Turning in your resignation isn’t always easy. Even if you hate your job, hate your boss and can’t wait to start that new job; even if you are about to be fired, it can be difficult to resign tactfully.
First of all, be sure that you really do want to quit. Then, handle your resignation as carefully as you would handle any other business endeavor. It’s always wise to not burn bridges. You never know when you will need your past employers for a reference.
Resignation Pros and Cons
Before you make the decision to quit, be absolutely sure that this is the right decision. An employee once called me the day after she started her new job. She hated it, regretted resigning and wanted to come back. By the time we heard from her, we had already filled the position and she was out of luck.
If you’re not sure about the position you are considering taking, ask if you can spend a day in the office “shadowing” the staff. It may reinforce your decision to take the position or help you decide you don’t want it.
Weigh the Options
Do you have another job offer? If so, weigh the pros and cons of the new position versus your current position. Consider the work environment, flexibility, salary and benefits in addition to the job responsibilities. How about opportunities to advance? If the new job comes up ahead on all counts and you feel sure that this is the right change to make, don’t hesitate.
No new job on the horizon? Before you quit, consider the basics. It will take about three to six months, sometimes longer, to find a new job. Unless you quit for a good cause, you may not be eligible for unemployment benefits.
Do you have enough savings or other income to manage on? Even if your employment situation isn’t the best, you might want to consider hanging on to the job you have, as well as your paycheck, and starting your job search before you resign. That old saying that “it’s easier to find a job, when you have a job” does hold true.
If you have an employment contract that states how much notice you should give, abide by it. Otherwise, it’s appropriate to offer two weeks notice.
If your employer asks you to stay longer than two weeks (or the time period in your contract) you have no obligation to stay. Your new employer will be expecting you to start as scheduled, and in a timely manner. What you could do is offer to help your previous employer, if necessary, after hours, via email or on the phone.
How to Quit
Write a Resignation Letter
Regardless of how your resign, write a resignation letter. A resignation letter can help you maintain a positive relationship with your old employer, while paving the way for you to move on. You never know when you might need that old employer to give you a reference, so it makes sense to take the time to write a polished and professional resignation letter.

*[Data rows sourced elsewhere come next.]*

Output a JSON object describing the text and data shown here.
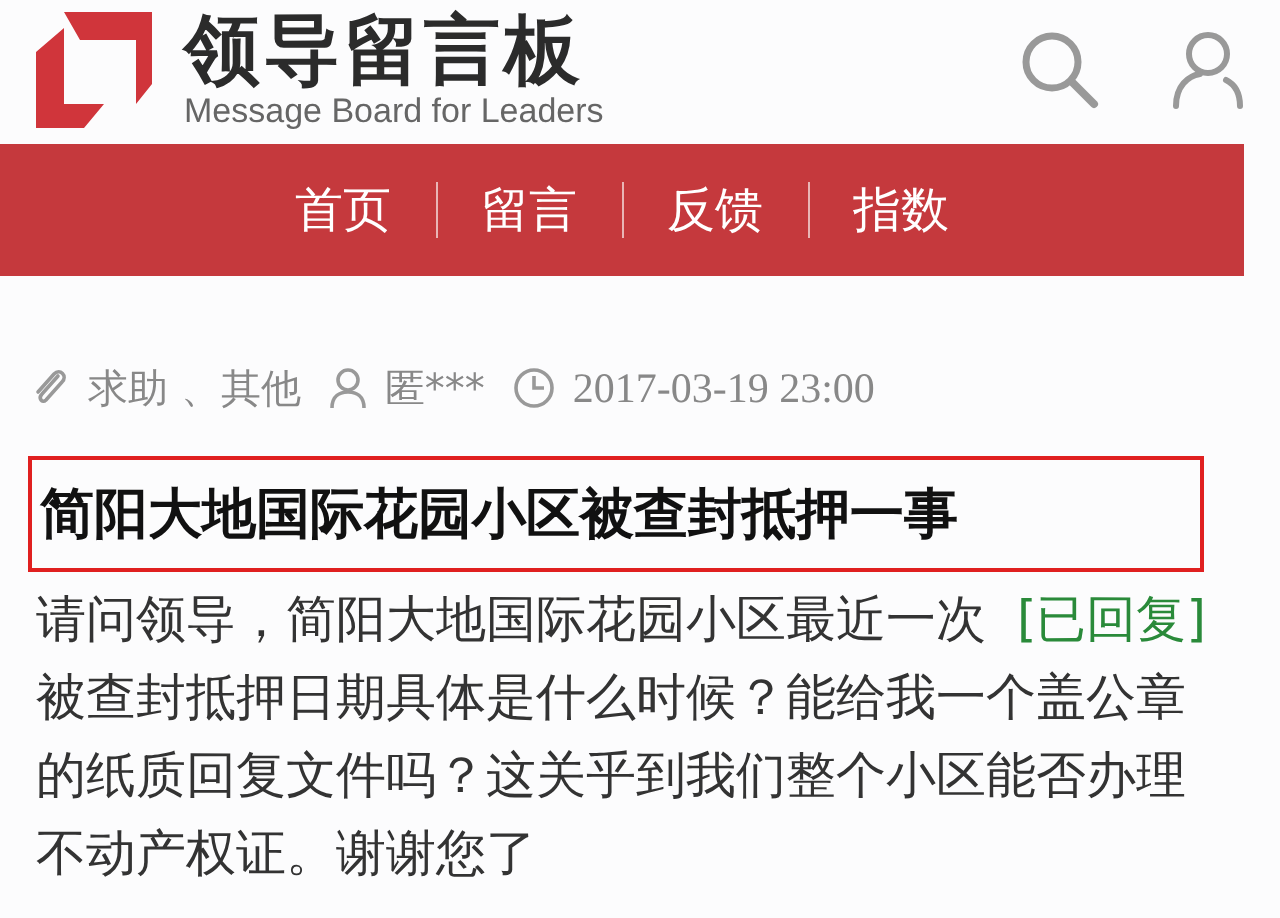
{
  "header": {
    "title": "领导留言板",
    "subtitle": "Message Board for Leaders"
  },
  "nav": [
    {
      "label": "首页"
    },
    {
      "label": "留言"
    },
    {
      "label": "反馈"
    },
    {
      "label": "指数"
    }
  ],
  "meta": {
    "category": "求助 、其他",
    "author": "匿***",
    "time": "2017-03-19 23:00"
  },
  "post": {
    "title": "简阳大地国际花园小区被查封抵押一事",
    "status": "[已回复]",
    "body_lines": [
      "请问领导，简阳大地国际花园小区最近一次",
      "被查封抵押日期具体是什么时候？能给我一个盖公章",
      "的纸质回复文件吗？这关乎到我们整个小区能否办理",
      "不动产权证。谢谢您了"
    ]
  }
}
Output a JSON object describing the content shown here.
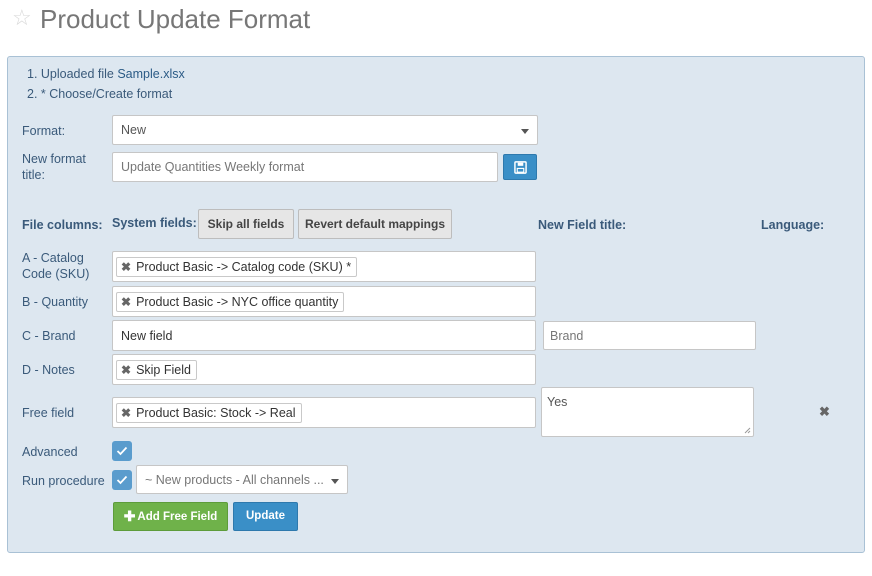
{
  "page": {
    "title": "Product Update Format"
  },
  "steps": {
    "step1_prefix": "1. Uploaded file ",
    "step1_file": "Sample.xlsx",
    "step2": "2. * Choose/Create format"
  },
  "format": {
    "label": "Format:",
    "value": "New"
  },
  "new_format": {
    "label": "New format title:",
    "value": "Update Quantities Weekly format"
  },
  "headers": {
    "file_columns": "File columns:",
    "system_fields": "System fields:",
    "skip_all": "Skip all fields",
    "revert": "Revert default mappings",
    "new_field_title": "New Field title:",
    "language": "Language:"
  },
  "rows": [
    {
      "label": "A - Catalog Code (SKU)",
      "tag": "Product Basic -> Catalog code (SKU) *"
    },
    {
      "label": "B - Quantity",
      "tag": "Product Basic -> NYC office quantity"
    },
    {
      "label": "C - Brand",
      "text": "New field",
      "new_title_placeholder": "Brand"
    },
    {
      "label": "D - Notes",
      "tag": "Skip Field"
    },
    {
      "label": "Free field",
      "tag": "Product Basic: Stock -> Real",
      "textarea_value": "Yes"
    }
  ],
  "advanced": {
    "label": "Advanced",
    "checked": true
  },
  "run_procedure": {
    "label": "Run procedure",
    "checked": true,
    "select_value": "~ New products - All channels ..."
  },
  "actions": {
    "add_free_field": "Add Free Field",
    "update": "Update"
  },
  "colors": {
    "panel_bg": "#dde7f0",
    "primary": "#3a8fc7",
    "success": "#6fb24a",
    "checkbox": "#5a9ccd"
  },
  "icons": {
    "title": "star-outline-icon",
    "save": "floppy-disk-icon",
    "remove": "close-icon",
    "add": "plus-icon"
  }
}
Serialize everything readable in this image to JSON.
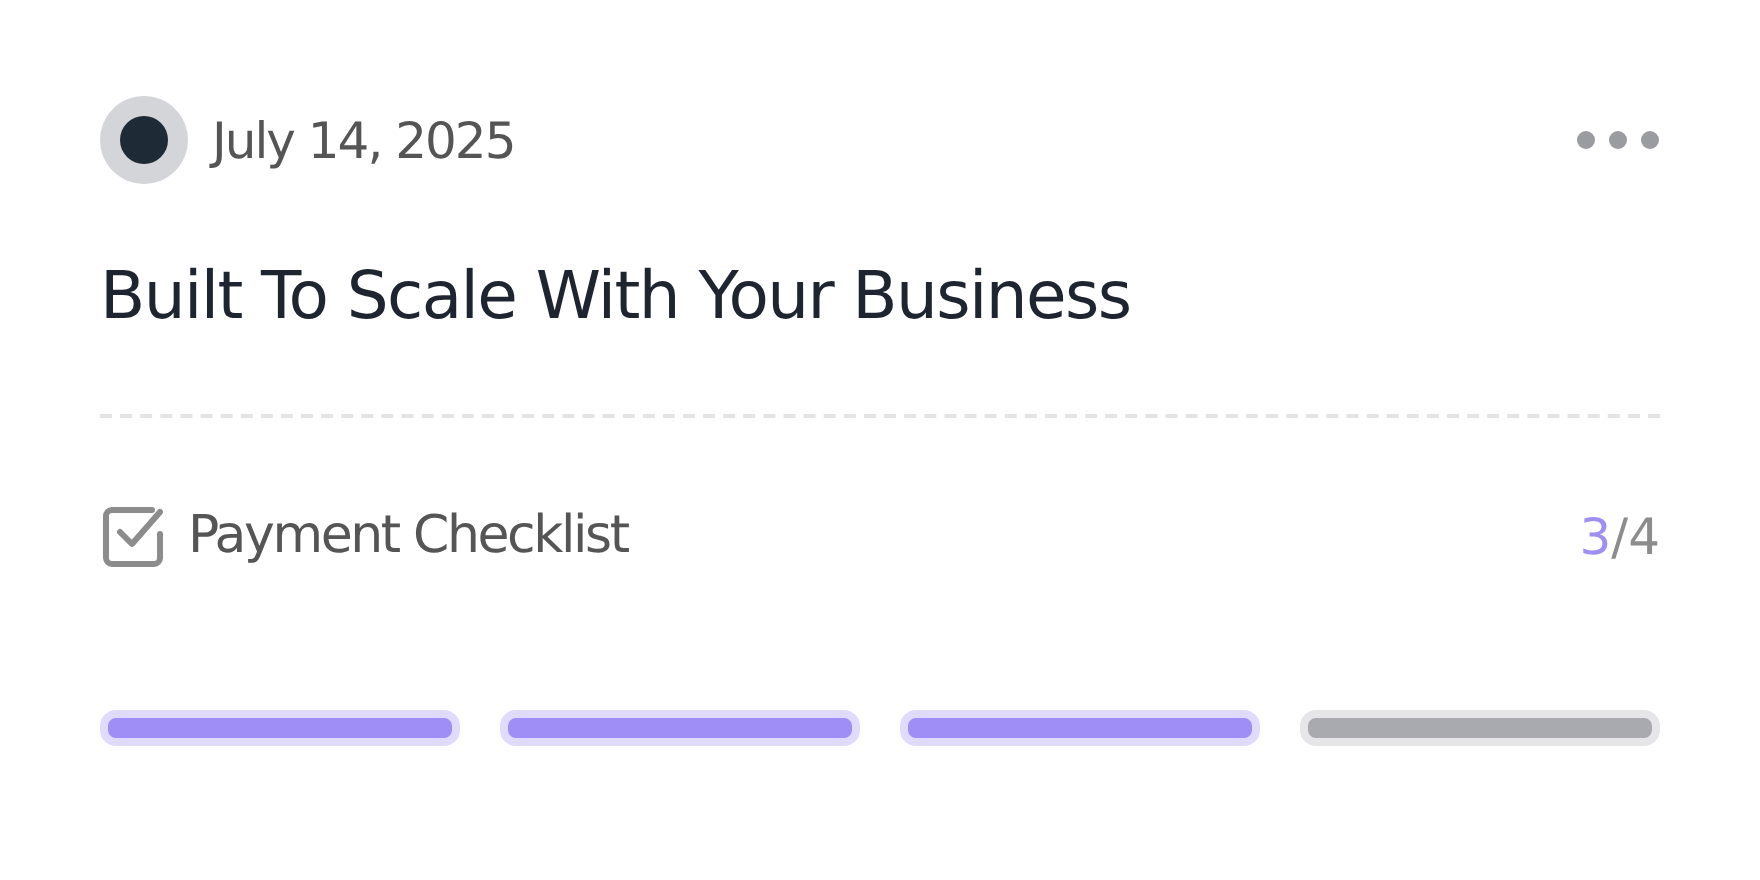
{
  "date": "July 14, 2025",
  "title": "Built To Scale With Your Business",
  "checklist": {
    "label": "Payment Checklist",
    "checked": true,
    "count": {
      "done": "3",
      "separator": "/",
      "total": "4"
    }
  },
  "segments": [
    {
      "completed": true
    },
    {
      "completed": true
    },
    {
      "completed": true
    },
    {
      "completed": false
    }
  ]
}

What to Say
Don’t say much more than you are leaving. Emphasize the positive and talk about how the company has benefited you, but, mention that it’s time to move on. Offer to help during the transition and afterwards. Don’t be negative. There’s no point – you’re leaving and you want to leave on good terms.
Use our sample resignation letters for suggestions on what to write.

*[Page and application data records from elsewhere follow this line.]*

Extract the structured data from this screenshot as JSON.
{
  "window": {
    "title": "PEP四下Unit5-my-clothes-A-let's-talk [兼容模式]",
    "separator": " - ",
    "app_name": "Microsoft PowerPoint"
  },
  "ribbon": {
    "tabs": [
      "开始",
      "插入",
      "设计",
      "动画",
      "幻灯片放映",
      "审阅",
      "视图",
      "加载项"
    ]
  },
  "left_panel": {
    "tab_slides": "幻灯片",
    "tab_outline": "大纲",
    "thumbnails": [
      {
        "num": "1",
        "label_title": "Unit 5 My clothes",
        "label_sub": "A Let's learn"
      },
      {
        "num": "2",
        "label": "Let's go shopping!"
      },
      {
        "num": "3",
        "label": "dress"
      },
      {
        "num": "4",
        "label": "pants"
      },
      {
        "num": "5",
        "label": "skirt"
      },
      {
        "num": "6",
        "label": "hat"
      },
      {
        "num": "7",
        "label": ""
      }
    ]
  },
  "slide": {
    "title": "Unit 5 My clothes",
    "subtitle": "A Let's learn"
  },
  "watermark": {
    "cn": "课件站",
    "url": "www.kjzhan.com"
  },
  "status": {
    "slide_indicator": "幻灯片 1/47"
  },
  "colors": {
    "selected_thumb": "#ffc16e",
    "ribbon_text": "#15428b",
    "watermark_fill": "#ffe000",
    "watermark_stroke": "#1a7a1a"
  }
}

Ask for a Reference
Before you leave, ask for a letter of recommendation from your manager. As time passes and people move on, it’s easy to lose track of previous employers. With a letter in hand, you’ll have written documentation of your credentials to give to prospective employers.
Don’t Forget the Details
Find out about the employee benefits and salary you are entitled to receive upon leaving. Inquire about continuing health insurance coverage through COBRA (Consolidated Omnibus Budget Reconciliation Act), collecting unused vacation and sick pay, and keeping, cashing in, or rolling over your 401K or other pension plan.
You may be asked to participate in an exit interview prior to your departure. Review sample exit interview questionsto get an idea of what you’ll be asked during an exit interview.
Return Company Property
Return any company property you have – including keys, documents, computers, phones, and anything else that doesn’t belong to you. The company doesn’t want to chase you to get it back, and you don’t want to be held responsible if it’s not returned in a timely manner.
Review Resignation Do’s and Don’ts
Before you turn in your resignation, review these resignation do’s and don’ts and resign as gracefully as possible.
By Alison Doyle, About.com Guide